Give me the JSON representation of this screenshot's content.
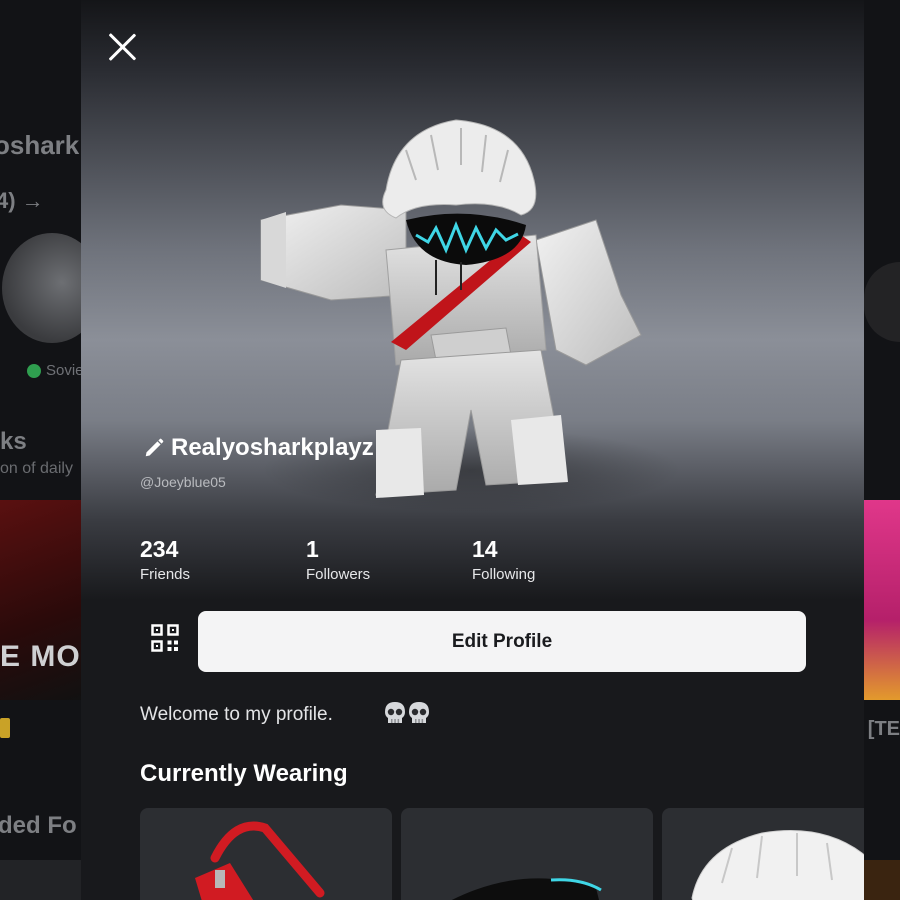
{
  "background": {
    "username_fragment": "osharkp",
    "friends_fragment": "4) →",
    "status_fragment": "Sovie",
    "section_fragment": "ks",
    "section_sub_fragment": "on of daily",
    "game_tile_text": "E MONOL",
    "right_text_fragment": ": [TE",
    "section2_fragment": "ded Fo"
  },
  "profile": {
    "display_name": "Realyosharkplayz",
    "handle": "@Joeyblue05",
    "stats": [
      {
        "value": "234",
        "label": "Friends"
      },
      {
        "value": "1",
        "label": "Followers"
      },
      {
        "value": "14",
        "label": "Following"
      }
    ],
    "edit_label": "Edit Profile",
    "bio": "Welcome to my profile."
  },
  "currently_wearing": {
    "title": "Currently Wearing"
  },
  "icons": {
    "close": "close-icon",
    "edit": "pencil-icon",
    "qr": "qr-code-icon",
    "skull": "skull-emoji"
  },
  "colors": {
    "modal_bg": "#18191c",
    "button_bg": "#f4f4f5",
    "accent_red": "#c0141a",
    "visor_cyan": "#3fd6e6",
    "online_green": "#2f9e4f"
  }
}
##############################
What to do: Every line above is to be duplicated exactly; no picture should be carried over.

Solution for this problem:
Give me the JSON representation of this screenshot's content.
{
  "background": {
    "username_fragment": "osharkp",
    "friends_fragment": "4) →",
    "status_fragment": "Sovie",
    "section_fragment": "ks",
    "section_sub_fragment": "on of daily",
    "game_tile_text": "E MONOL",
    "right_text_fragment": ": [TE",
    "section2_fragment": "ded Fo"
  },
  "profile": {
    "display_name": "Realyosharkplayz",
    "handle": "@Joeyblue05",
    "stats": [
      {
        "value": "234",
        "label": "Friends"
      },
      {
        "value": "1",
        "label": "Followers"
      },
      {
        "value": "14",
        "label": "Following"
      }
    ],
    "edit_label": "Edit Profile",
    "bio": "Welcome to my profile."
  },
  "currently_wearing": {
    "title": "Currently Wearing"
  },
  "icons": {
    "close": "close-icon",
    "edit": "pencil-icon",
    "qr": "qr-code-icon",
    "skull": "skull-emoji"
  },
  "colors": {
    "modal_bg": "#18191c",
    "button_bg": "#f4f4f5",
    "accent_red": "#c0141a",
    "visor_cyan": "#3fd6e6",
    "online_green": "#2f9e4f"
  }
}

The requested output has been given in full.